▸ EXTRACTED DATA:
════════════════

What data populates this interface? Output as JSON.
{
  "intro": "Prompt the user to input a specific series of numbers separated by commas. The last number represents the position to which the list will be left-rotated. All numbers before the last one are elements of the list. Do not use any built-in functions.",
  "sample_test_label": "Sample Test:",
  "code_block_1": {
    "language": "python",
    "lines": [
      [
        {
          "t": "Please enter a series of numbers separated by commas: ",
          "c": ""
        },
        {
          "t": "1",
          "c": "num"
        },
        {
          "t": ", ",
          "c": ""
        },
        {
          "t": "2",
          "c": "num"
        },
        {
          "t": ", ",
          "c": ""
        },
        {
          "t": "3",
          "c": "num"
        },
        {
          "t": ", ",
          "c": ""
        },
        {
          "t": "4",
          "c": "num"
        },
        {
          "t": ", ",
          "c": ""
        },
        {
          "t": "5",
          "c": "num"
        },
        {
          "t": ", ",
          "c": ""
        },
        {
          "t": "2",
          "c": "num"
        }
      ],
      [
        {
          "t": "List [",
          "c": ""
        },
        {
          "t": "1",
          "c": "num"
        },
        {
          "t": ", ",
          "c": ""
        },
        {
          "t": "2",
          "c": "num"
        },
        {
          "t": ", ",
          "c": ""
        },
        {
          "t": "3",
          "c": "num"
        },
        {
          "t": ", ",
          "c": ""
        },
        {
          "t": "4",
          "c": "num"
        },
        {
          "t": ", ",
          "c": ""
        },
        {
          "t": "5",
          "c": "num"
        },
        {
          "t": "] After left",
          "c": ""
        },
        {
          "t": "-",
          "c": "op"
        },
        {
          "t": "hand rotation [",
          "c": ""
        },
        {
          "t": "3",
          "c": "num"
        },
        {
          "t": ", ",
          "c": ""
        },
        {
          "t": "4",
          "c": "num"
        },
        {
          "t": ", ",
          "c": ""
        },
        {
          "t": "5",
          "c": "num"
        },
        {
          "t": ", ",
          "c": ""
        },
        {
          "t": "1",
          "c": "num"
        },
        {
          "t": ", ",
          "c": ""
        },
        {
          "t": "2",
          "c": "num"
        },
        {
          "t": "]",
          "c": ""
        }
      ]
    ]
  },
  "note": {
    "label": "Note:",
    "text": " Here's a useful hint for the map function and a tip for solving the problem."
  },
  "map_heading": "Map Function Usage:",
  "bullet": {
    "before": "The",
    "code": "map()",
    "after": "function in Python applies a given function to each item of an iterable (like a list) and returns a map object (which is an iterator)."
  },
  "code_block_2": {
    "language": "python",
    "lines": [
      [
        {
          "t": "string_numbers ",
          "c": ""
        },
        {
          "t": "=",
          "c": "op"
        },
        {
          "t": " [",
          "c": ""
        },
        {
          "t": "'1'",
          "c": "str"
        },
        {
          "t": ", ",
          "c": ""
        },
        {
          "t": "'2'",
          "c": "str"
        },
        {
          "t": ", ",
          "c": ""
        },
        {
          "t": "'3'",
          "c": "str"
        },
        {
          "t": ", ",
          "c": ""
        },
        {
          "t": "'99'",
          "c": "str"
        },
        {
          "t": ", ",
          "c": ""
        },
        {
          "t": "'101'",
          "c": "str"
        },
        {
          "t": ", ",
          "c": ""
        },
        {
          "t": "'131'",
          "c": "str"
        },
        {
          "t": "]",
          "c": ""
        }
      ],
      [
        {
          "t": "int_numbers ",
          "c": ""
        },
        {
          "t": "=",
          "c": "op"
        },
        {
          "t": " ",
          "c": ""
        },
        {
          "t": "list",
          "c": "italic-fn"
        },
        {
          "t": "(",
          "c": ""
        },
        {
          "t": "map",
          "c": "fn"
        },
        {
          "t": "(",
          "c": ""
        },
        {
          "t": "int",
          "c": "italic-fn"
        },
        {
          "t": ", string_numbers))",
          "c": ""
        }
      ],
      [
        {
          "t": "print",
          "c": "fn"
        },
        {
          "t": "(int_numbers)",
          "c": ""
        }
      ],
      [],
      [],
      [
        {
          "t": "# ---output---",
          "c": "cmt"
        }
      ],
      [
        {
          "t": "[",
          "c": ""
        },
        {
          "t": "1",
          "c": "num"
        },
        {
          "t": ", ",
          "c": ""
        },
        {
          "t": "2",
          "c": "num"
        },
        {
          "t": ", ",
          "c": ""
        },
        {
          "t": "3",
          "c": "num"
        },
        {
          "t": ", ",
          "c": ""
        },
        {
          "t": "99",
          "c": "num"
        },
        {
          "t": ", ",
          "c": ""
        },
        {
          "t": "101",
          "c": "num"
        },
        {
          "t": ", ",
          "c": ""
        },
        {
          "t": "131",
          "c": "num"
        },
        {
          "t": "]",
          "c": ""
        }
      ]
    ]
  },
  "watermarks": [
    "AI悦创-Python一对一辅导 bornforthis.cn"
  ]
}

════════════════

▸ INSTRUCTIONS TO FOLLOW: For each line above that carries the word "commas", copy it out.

▸ EXERCISE ANSWER:
  "intro": "Prompt the user to input a specific series of numbers separated by commas. The last number represents the position to which the list will be left-rotated. All numbers before the last one are elements of the list. Do not use any built-in functions.",
          "t": "Please enter a series of numbers separated by commas: ",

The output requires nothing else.